I had a conversation recently with the parent of a young athlete who I’ve been been treating for chronic groin pain. Given the chronic nature of it, it has taken close to 2 months to get near a complete resolution of his symptoms. His dad mentioned that he hasn’t been doing “performance stuff” because of the time committed to “rehabilitation.” Currently, he is 16, stands at 6’2, weighs 145lbs, and has progressed to performing 8 repetitions of 245lb Sumo Deadlifts. That’s an estimated 310lb max deadlift, which places his relative strength at 2.1x body weight. Now while this is rehabilitative for his groin, if someone thinks that there are no performance benefits coming out of this, then they’re dead wrong!
My point here is simple, and am in no way trying to trivialize the importance of dedicated strength and conditioning specialists. There are some of you guys out there that I’m in complete awe of. I make this statement because the ideal rehabilitation should bring the patient close to their terminal activity, whether it be an athlete or a home maker. Although there are many nuances in each, the common thread that links the two is that we are both committed to improving exercise capacity and tissue tolerance with graded exercise. These are not two worlds apart.
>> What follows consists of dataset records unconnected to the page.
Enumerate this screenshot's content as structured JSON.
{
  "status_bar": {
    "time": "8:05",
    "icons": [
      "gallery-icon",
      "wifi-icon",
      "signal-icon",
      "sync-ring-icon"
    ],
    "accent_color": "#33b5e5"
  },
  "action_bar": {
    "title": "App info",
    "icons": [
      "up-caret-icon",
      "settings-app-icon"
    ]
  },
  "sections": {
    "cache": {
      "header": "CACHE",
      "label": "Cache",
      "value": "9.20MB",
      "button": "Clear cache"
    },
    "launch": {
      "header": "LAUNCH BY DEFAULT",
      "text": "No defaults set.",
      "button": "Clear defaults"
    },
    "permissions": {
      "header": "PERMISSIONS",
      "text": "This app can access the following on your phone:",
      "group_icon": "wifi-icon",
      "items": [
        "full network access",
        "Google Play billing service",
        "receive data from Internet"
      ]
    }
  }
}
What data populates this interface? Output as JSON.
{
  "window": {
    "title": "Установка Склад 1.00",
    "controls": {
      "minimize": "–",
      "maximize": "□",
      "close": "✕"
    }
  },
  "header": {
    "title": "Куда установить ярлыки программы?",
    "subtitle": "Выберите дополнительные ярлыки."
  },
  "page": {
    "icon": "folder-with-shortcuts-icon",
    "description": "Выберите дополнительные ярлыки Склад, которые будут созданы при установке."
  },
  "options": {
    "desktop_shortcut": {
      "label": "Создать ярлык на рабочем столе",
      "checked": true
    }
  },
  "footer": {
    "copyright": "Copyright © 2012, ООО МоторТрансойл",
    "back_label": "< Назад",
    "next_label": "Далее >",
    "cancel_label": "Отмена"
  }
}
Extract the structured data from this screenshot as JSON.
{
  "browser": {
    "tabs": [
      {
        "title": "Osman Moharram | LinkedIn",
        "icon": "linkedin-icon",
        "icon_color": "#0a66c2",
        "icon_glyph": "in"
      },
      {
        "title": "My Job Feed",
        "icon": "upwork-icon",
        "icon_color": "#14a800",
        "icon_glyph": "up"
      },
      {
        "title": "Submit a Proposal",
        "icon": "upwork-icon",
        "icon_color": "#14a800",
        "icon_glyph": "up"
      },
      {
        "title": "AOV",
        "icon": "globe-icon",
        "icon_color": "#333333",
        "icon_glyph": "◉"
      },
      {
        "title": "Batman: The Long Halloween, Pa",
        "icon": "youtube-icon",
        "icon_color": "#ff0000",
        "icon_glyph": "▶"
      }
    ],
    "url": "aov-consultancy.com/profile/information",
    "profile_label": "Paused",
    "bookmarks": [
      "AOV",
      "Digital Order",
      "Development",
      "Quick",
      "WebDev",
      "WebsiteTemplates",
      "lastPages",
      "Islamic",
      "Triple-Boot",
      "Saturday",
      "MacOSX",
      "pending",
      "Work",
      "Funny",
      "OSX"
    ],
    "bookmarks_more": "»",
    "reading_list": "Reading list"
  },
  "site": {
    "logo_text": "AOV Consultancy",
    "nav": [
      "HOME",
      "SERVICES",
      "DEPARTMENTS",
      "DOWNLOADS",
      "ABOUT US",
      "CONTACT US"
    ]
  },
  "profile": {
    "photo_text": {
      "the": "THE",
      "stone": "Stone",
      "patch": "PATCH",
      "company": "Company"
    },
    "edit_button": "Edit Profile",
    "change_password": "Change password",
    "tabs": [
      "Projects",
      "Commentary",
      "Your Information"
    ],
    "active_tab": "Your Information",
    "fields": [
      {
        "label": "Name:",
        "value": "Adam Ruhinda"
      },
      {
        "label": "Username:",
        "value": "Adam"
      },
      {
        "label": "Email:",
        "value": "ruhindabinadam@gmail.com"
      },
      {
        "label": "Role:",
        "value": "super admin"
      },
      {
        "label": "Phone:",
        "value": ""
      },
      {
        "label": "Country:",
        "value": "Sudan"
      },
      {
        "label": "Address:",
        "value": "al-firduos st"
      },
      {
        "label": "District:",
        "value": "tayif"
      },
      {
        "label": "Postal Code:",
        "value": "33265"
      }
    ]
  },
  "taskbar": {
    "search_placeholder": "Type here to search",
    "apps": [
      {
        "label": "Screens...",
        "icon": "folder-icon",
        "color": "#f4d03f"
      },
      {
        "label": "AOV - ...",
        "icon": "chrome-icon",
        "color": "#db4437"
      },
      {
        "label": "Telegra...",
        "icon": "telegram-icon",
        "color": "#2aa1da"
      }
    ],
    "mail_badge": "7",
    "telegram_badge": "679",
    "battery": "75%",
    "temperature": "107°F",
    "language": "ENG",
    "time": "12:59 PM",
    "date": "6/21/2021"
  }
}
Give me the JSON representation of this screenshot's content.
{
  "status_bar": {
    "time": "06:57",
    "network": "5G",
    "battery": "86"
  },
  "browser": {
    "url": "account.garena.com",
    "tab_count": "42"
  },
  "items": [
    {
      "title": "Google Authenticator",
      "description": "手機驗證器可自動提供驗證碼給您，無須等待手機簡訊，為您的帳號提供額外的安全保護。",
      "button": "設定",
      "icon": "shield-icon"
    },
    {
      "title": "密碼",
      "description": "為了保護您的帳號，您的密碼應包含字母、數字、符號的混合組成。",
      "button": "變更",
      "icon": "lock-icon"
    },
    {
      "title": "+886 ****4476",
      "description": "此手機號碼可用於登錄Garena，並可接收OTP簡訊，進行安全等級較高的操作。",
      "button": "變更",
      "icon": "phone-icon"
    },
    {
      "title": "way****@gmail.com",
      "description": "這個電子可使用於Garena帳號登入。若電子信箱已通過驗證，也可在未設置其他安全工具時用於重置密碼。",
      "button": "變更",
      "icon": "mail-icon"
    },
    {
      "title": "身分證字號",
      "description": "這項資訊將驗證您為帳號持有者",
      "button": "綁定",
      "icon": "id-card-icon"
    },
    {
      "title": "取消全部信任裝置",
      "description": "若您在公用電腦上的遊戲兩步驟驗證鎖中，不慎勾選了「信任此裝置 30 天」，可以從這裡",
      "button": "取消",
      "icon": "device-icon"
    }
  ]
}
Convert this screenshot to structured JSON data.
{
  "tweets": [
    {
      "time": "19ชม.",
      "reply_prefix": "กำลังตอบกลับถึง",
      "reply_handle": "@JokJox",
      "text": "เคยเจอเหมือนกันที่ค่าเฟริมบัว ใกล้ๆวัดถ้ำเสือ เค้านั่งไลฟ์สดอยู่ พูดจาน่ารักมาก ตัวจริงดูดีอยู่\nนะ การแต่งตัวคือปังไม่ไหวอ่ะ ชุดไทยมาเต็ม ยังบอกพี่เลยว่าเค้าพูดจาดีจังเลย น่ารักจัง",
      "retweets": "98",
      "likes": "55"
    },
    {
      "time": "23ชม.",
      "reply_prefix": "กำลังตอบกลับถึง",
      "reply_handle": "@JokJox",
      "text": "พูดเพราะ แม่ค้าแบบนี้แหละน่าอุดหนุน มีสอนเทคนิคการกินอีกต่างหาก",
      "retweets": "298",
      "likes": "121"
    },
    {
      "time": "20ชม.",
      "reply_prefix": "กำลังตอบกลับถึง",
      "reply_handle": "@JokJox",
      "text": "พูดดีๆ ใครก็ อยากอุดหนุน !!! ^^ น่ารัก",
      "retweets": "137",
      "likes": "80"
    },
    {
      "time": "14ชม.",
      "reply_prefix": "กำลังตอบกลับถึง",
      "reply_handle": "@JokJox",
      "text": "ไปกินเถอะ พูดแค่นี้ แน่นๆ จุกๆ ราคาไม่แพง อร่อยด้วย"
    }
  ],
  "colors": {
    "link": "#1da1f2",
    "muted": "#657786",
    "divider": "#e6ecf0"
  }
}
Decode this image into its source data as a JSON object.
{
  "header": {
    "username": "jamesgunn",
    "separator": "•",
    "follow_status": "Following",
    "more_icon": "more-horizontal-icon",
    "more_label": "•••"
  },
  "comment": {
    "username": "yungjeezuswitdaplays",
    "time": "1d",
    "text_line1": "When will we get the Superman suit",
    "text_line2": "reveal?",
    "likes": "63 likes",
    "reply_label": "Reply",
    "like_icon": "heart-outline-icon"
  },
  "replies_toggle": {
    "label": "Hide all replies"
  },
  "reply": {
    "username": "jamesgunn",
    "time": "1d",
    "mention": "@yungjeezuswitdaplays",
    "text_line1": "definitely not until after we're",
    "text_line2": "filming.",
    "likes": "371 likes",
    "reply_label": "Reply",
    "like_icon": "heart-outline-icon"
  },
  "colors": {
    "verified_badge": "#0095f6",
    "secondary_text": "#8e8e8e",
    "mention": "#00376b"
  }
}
Hence, if a patient is been seen by two separate professionals, communication is critical in order that a seamless path can be created to cultivate the ideal healing environment, ultimately leading to carry over in one’s terminal activity.